TASK ITEM:
Find the word "caption" in the data below and copy each line that holds it.

INPUT FOR THIS TASK:
::::
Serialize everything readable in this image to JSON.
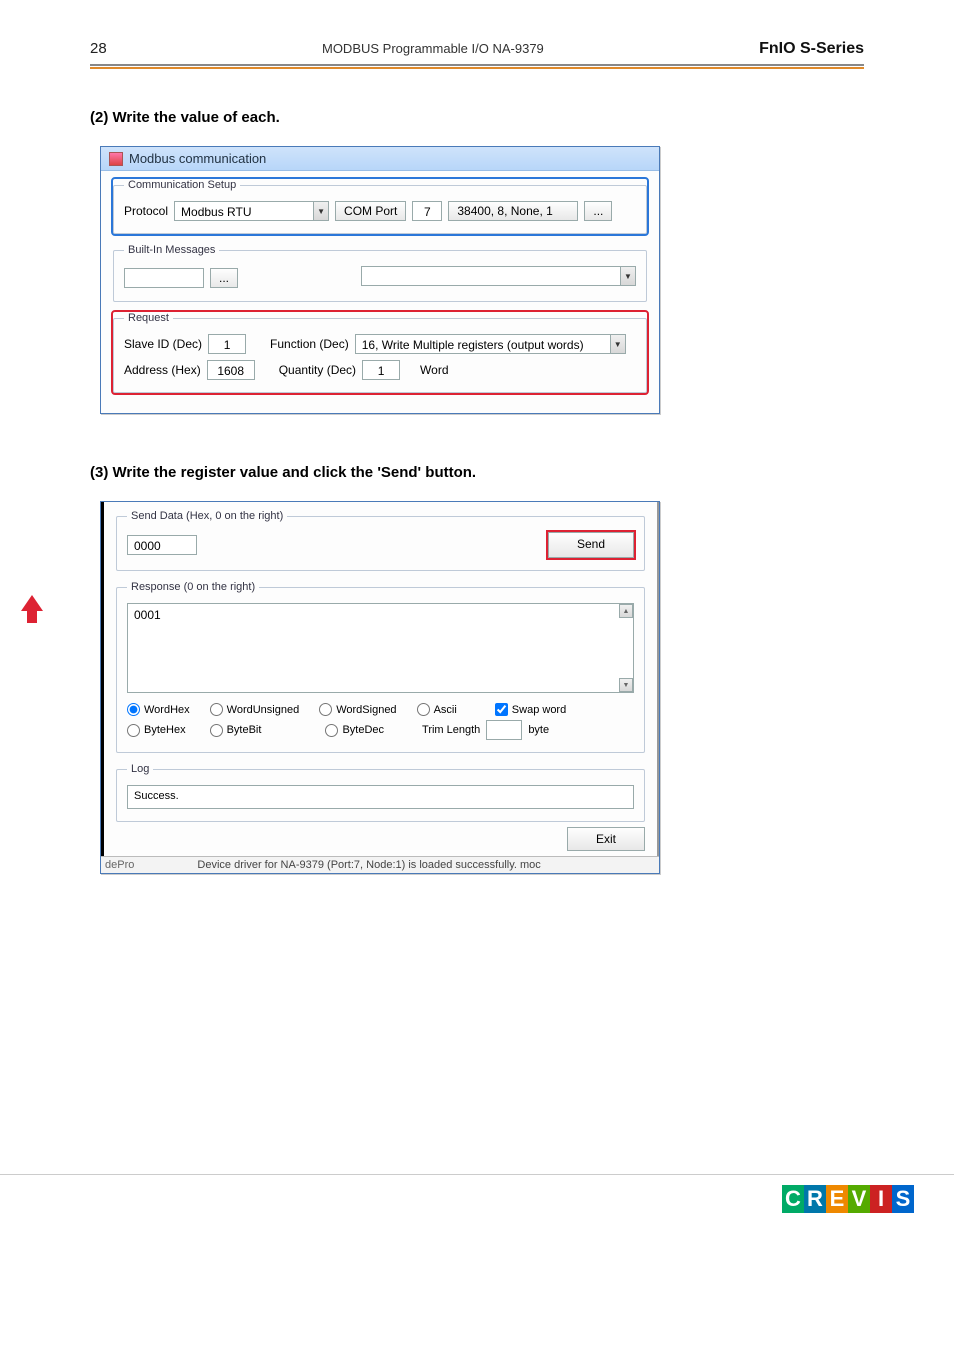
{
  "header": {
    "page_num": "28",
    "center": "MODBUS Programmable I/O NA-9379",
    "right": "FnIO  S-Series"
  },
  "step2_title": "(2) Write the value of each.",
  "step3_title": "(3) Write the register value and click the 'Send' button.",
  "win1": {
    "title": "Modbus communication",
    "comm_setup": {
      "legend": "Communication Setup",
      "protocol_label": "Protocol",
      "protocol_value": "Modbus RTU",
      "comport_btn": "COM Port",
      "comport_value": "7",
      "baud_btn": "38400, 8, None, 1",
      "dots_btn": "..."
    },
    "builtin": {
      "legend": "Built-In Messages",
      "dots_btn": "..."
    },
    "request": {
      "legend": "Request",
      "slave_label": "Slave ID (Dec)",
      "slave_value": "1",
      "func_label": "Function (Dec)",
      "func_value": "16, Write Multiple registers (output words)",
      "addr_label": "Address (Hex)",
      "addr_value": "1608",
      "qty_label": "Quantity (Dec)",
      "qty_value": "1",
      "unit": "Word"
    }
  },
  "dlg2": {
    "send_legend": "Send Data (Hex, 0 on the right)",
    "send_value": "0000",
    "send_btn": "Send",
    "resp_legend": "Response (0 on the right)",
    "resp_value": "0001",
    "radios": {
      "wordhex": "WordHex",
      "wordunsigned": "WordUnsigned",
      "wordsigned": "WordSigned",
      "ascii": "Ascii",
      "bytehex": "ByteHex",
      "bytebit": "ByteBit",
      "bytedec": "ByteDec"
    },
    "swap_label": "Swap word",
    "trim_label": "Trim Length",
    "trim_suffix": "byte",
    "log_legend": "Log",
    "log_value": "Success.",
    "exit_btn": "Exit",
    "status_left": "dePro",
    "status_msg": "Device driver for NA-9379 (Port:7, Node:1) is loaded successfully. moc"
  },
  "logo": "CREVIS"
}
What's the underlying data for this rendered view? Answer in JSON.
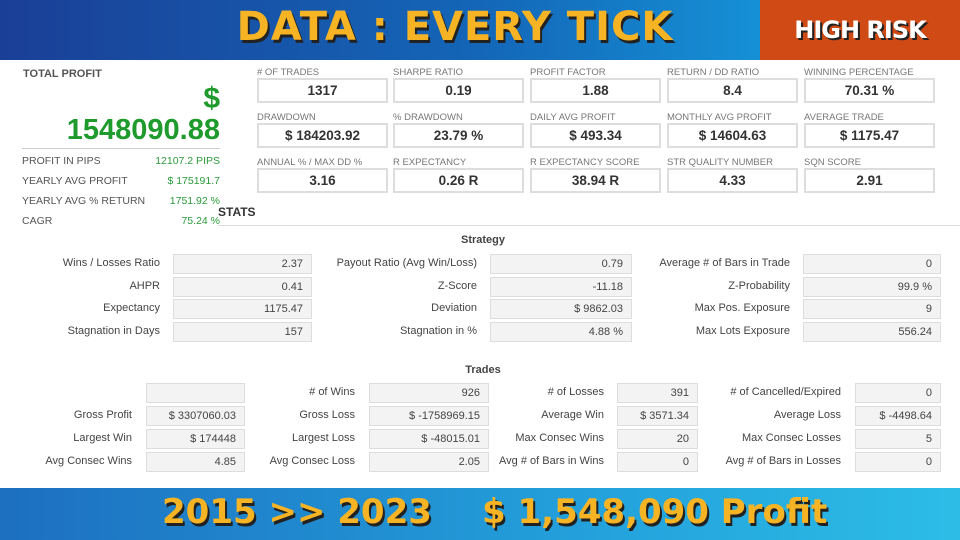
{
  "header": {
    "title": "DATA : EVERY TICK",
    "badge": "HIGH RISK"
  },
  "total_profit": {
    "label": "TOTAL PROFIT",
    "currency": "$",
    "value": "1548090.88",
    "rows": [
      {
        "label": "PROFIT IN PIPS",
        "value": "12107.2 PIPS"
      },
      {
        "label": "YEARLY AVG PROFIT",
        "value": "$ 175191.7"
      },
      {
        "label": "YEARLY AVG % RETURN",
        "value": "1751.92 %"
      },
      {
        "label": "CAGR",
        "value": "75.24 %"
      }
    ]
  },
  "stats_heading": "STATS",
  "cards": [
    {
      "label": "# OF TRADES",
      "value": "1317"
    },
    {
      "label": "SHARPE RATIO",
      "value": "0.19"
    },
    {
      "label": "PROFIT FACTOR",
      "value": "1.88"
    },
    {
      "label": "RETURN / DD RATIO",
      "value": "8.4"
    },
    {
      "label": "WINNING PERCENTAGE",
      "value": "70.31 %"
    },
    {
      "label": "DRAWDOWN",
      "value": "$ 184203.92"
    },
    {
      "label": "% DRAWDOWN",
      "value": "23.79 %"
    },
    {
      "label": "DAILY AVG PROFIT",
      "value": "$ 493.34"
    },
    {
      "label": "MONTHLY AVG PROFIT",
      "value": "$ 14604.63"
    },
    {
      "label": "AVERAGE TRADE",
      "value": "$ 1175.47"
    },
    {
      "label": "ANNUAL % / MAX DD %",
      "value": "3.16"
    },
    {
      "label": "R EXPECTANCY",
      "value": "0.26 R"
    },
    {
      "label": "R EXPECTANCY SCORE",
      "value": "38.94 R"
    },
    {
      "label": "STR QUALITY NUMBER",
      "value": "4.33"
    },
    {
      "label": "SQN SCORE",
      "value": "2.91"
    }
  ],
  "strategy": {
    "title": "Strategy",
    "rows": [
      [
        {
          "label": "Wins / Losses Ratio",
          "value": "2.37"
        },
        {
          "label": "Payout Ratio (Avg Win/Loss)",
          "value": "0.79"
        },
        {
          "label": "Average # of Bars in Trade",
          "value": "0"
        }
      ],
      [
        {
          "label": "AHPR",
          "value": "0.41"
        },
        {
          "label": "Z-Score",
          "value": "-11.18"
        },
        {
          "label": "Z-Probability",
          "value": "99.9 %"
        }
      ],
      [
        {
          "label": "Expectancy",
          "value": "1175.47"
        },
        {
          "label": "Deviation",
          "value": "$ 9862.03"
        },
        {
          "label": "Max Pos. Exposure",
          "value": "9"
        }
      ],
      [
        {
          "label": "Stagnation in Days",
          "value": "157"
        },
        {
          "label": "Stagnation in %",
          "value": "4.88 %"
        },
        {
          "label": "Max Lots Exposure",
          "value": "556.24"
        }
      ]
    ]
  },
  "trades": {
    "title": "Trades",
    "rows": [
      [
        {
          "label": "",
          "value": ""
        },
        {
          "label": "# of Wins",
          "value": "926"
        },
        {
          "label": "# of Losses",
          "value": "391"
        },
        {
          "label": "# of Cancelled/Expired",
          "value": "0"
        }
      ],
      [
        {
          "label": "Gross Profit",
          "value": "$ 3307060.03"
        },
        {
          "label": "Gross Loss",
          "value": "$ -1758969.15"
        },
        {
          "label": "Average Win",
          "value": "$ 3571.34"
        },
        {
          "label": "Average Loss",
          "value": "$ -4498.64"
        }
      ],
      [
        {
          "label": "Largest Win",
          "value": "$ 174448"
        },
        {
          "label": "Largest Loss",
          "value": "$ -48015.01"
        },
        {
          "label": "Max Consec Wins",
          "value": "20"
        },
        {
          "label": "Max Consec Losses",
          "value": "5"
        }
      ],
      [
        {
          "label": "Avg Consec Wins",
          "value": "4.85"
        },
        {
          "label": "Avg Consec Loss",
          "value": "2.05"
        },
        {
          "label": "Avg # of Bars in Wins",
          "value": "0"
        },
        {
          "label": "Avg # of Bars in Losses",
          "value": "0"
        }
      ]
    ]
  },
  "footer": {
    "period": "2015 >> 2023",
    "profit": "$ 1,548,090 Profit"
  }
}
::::
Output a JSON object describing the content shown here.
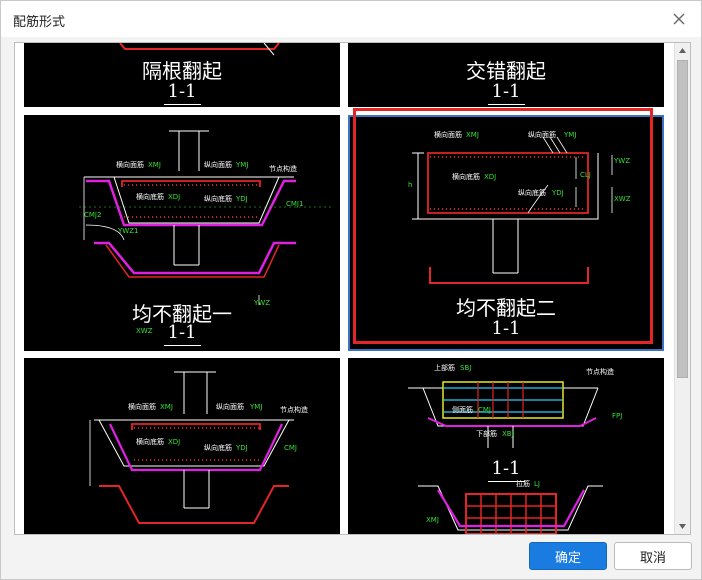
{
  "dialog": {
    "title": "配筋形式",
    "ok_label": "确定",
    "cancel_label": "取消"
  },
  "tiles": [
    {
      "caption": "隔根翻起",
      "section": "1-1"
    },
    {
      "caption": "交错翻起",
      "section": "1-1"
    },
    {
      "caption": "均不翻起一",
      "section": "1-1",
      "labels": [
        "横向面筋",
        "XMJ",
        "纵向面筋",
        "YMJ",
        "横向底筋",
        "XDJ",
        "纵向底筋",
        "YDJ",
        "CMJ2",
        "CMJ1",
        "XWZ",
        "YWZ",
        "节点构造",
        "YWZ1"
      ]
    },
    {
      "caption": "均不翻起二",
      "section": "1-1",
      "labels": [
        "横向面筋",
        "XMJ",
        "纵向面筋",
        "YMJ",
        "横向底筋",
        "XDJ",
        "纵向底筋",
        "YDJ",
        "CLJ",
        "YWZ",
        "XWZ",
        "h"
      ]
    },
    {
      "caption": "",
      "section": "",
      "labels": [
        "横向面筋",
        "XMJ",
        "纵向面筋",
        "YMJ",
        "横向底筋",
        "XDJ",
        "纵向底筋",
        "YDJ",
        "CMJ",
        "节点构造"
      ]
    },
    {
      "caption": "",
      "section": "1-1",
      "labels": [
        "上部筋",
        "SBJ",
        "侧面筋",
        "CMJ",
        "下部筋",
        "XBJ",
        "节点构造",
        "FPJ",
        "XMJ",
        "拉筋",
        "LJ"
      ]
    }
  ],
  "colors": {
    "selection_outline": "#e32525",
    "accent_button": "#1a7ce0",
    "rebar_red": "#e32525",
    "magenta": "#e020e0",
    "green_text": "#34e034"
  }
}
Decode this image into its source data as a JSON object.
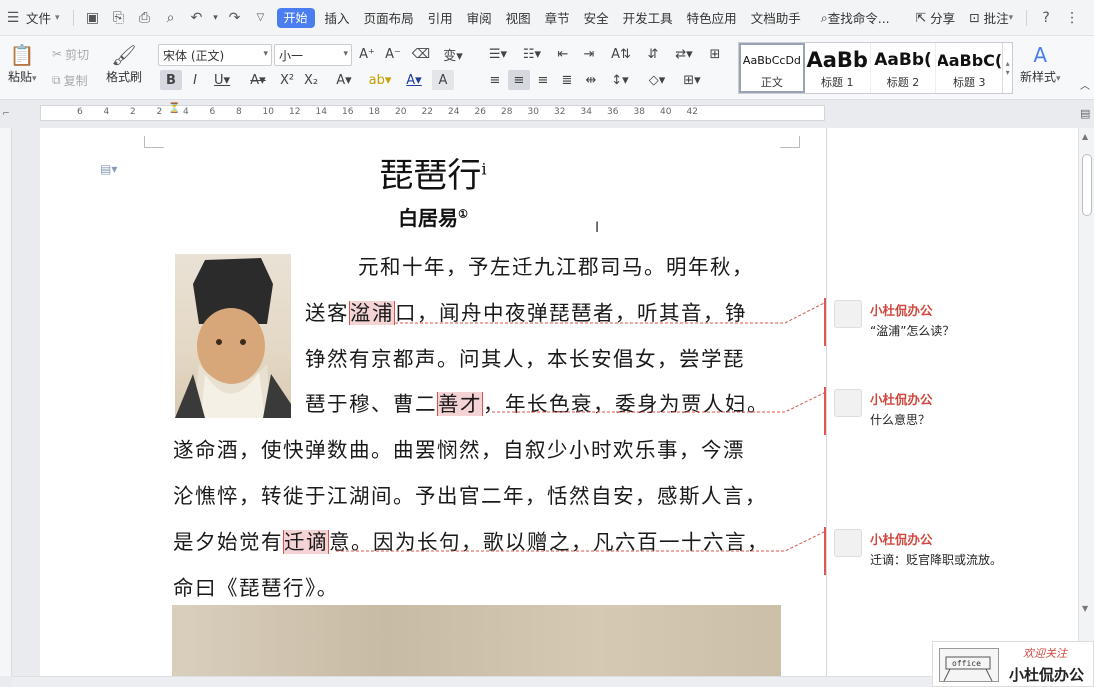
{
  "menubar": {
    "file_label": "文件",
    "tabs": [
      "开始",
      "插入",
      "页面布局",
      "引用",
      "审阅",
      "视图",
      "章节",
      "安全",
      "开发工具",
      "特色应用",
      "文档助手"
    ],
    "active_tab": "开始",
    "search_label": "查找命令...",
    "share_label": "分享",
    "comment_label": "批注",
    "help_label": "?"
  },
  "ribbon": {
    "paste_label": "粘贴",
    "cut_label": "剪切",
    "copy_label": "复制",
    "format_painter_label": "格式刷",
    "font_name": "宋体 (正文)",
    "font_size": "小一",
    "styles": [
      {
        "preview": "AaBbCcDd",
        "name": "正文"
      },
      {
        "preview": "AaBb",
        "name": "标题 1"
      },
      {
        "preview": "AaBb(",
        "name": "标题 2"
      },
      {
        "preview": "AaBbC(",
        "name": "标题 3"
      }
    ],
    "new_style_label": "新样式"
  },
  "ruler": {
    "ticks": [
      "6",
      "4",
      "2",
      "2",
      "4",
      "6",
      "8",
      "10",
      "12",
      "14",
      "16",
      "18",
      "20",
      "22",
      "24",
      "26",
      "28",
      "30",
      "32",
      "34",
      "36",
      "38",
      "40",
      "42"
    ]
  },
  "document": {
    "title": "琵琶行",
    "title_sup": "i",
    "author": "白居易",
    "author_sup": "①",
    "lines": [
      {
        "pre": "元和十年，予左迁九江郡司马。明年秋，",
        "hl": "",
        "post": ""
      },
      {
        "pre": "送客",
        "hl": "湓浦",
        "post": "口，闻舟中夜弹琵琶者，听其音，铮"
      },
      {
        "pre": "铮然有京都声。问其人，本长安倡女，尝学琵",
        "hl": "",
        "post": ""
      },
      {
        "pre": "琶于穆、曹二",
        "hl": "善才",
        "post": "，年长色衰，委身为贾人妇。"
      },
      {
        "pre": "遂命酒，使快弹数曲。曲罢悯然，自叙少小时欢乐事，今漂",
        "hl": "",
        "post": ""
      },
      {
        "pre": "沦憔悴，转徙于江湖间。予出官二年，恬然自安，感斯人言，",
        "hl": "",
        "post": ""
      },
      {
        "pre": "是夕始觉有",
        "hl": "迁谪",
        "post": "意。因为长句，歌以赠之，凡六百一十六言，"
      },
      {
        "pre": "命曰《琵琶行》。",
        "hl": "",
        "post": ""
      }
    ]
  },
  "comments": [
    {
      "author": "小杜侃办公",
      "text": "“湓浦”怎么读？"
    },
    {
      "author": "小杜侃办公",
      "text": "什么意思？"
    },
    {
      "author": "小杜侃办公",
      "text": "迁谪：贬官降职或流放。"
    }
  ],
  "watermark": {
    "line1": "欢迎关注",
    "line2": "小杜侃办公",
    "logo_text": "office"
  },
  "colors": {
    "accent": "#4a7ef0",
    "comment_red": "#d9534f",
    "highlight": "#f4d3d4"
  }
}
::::
ANSWER SECTION:
      "caption": "隔根翻起",
      "caption": "交错翻起",
      "caption": "均不翻起一",
      "caption": "均不翻起二",
      "caption": "",
      "caption": "",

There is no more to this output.